As Mr. Faulkner rode Stonewall Jackson to jump fence hedges I was supposed to be taking pictures. While Mr. Faulkner and Stonewall Jackson jumped and jumped again and again, I watched as the pair moved from left to right, then right to left. It must have been 100 degrees in the shade.
I took no pictures.
I had been invited to this photo opportunity by the late Col. J. R. Cofield and his son, Jack. Col. Cofield was the official Faulkner photographer and asked me to take the jumper picture. But, he gave me a stern warning with this very special invitation to not take a single picture until Mr. Faulkner said to do so. Already predisposed to be somewhat fearful of Mr. Faulkner, I was waiting for him to tell me to start taking pictures.
Even in the extreme heat of July, Mr. Bill wore a ragged old London Tweed coat with five large holes in the back and with a well used handkerchief tucked up his left sleeve. As he dismounted Stonewall Jackson to come over to talk to me, he was red as a beet, sweating and wiping his brow.
“Well Mr. Meek, did you get some good ones?,” he asked. To which I responded “No Mr. Faulkner, I was waiting for you to tell me to start”, I replied. I honestly thought he was going to pass out right there in front of me as both he and Stonewall Jackson were perspiring profusely. But I was just obeying Col. Cofield’s instructions.
“Well start,” Mr. Faulkner said as he mounted Stonewall Jackson, with some difficulty, once again and began to jump the hedge row while I snapped and snapped pictures.
I was so excited to have the opportunity to photograph Mr. Faulkner. I rushed to the darkroom and printed proof sheets for him to select the desired prints. Mr. Faulkner was in a big rush to get the pictures, and I sure did not want to disappoint him. But it was nearly three weeks before he called, and that is when I learned what a kind man he was. He asked me to visit again at Rowan Oak.
The pictures were not good, he said, as he pulled that used handkerchief from the left sleeve of that same tweed coat on another very hot summer day. He put his arm around my shoulder, and we walked slowly over to a large stump that stood in front of the old smokehouse. There he laid out the handkerchief, drew a picture of a horse. He asked if I have ever taken pictures of horses before, and I assured him I had, many times.
“Take this pen and point to the most important part of a horse,” he asked?
Having made money as a freshman taking pictures at horseshows, where there usually was a lady holding a red or blue ribbon standing at the front of the horse, I was confident in my answer as I stuck the pen squarely on the main.
“That’s what I thought,” Mr. Faulkner said.
“The important part of a jumper, Mr. Meek, is not the head but the ass!
You shot from the wrong end,” he said.
I was mortified that I had screwed up the best chance in the world to please the man who is regarded as the greatest writer of fiction of the 20t Century. Mr. Faulkner was most kind and said there was no problem, we would try again later.
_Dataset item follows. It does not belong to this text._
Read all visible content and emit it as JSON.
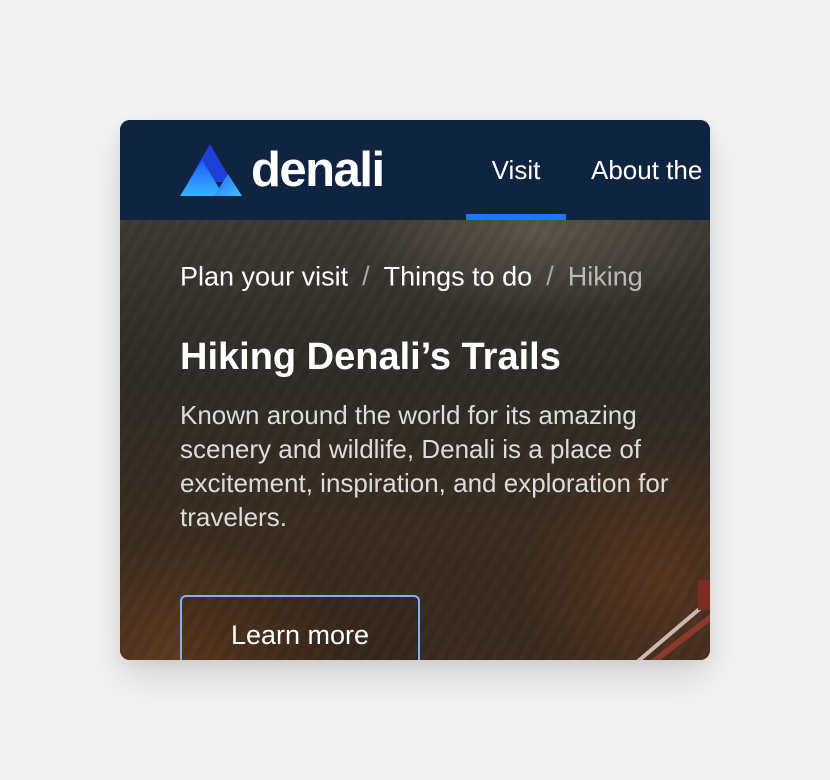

I was delighted.
Mr. Faulkner wanted to pay me but, not having done the work, I refused to accept payment.
“I insist,” he said, to which I replied with great hesitation (dare I ask him for his autograph?), “OK, write me a check for $1 and personally sign it or autograph a picture for me.” My response was delivered so quickly I am sure he could hear the fear in my voice.
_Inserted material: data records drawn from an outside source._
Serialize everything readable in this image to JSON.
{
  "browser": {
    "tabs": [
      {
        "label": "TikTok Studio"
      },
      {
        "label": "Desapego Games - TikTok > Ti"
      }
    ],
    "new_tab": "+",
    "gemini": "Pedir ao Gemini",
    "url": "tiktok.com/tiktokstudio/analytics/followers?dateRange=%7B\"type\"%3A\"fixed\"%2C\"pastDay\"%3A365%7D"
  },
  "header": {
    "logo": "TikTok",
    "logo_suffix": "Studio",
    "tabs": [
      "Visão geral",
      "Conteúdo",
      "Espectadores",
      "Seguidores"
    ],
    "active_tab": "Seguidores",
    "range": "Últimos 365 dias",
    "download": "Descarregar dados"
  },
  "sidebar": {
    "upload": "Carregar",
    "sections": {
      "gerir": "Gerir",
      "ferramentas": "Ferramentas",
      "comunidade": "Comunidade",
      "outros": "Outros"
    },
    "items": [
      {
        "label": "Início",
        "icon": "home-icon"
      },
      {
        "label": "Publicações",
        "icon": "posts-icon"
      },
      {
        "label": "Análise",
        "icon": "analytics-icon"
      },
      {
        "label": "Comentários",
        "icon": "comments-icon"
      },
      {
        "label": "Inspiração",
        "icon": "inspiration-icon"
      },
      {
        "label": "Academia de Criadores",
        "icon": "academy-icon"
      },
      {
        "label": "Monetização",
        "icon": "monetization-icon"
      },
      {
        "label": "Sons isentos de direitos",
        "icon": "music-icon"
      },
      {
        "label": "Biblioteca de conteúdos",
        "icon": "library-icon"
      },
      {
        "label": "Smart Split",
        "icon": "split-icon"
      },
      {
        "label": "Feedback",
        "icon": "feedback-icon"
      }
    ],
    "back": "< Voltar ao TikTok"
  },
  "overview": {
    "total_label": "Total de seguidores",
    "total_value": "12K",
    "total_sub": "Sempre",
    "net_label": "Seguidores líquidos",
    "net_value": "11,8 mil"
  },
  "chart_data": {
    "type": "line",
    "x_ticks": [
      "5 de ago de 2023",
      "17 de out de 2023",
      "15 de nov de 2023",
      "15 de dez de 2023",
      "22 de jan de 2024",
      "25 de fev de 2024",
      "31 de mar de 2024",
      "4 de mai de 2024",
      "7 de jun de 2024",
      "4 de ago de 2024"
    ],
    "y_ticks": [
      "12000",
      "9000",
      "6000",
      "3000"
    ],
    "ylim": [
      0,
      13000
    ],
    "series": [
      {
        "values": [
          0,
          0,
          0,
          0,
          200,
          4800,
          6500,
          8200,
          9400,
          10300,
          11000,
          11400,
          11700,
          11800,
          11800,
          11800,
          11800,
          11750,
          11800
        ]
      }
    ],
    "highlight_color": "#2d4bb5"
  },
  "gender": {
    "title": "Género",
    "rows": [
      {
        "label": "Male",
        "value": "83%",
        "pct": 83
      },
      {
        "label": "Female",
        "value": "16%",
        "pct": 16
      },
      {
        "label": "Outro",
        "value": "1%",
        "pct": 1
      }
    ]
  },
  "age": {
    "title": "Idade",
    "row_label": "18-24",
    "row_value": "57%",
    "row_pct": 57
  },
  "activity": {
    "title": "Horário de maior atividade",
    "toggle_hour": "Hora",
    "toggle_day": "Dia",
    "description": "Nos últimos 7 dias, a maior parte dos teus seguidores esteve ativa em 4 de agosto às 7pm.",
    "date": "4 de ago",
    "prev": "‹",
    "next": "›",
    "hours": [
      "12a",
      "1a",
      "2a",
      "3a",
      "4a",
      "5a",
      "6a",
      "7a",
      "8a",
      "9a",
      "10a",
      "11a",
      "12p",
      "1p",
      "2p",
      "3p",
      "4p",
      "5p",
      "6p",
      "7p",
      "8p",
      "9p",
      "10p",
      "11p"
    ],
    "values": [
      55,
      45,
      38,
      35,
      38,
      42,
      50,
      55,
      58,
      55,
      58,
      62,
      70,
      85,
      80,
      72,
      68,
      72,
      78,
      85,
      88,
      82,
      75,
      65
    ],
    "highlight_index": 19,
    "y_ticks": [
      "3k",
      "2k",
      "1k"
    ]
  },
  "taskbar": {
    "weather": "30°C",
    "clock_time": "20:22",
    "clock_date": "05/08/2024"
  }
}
“Your choice,” he said.
“I’ll bring a picture out,” I said, to the man I now knew to be warm, kind, concerned and caring.
A day or two later, Mr. Bill died and I never got a check or my autographed photograph. I was told Stonewall Jackson threw Mr. Bill, who is said to have been three sheets to the wind. He was taken to a familiar detox center in Byhalia where it was said he fell down a staircase and later died.
When I heard of his death, Jack Cofield and I were dispatched to Rowan Oak immediately to photograph every inch of the house to assist in preservation of the home.
The first picture I took was of Mr. Faulkner’s tattered desk where he wrote many of his novels.
The pictures of Mr. Bill and Stonewall Jackson were the last made of him at his home.
I can never forget Mr. Faulkner, who was certainly no monster as I had assumed from local gossip. –– Ed Meek, publisher, HottyToddy.com
Email Ed Meek at email@example.com